▶ _Task details_
Repeat the data exactly. Pictures stay out.

::: Supplied material :::

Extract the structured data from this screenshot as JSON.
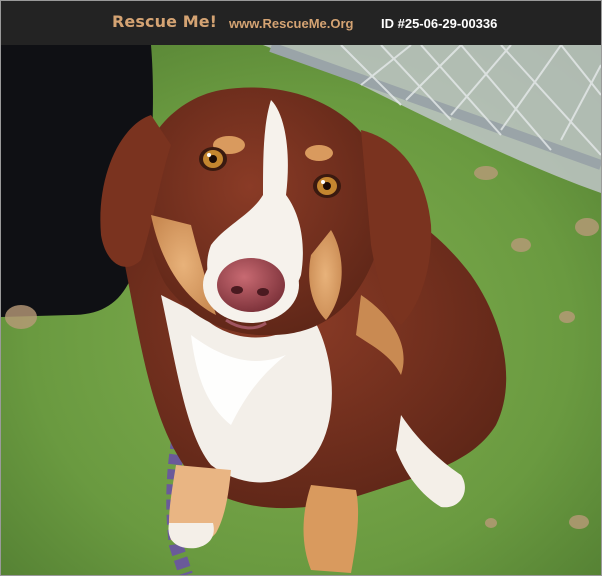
{
  "header": {
    "logo_text": "Rescue Me!",
    "site_url": "www.RescueMe.Org",
    "listing_id": "ID #25-06-29-00336"
  },
  "colors": {
    "header_bg": "#232323",
    "brand_gold": "#d4a373",
    "id_text": "#ffffff",
    "grass": "#6f9a46"
  },
  "photo": {
    "subject_icon": "dog-photo"
  }
}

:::

▶ _Exercise response_
Extract the structured data from this screenshot as JSON.
{
  "header": {
    "logo_text": "Rescue Me!",
    "site_url": "www.RescueMe.Org",
    "listing_id": "ID #25-06-29-00336"
  },
  "colors": {
    "header_bg": "#232323",
    "brand_gold": "#d4a373",
    "id_text": "#ffffff",
    "grass": "#6f9a46"
  },
  "photo": {
    "subject_icon": "dog-photo"
  }
}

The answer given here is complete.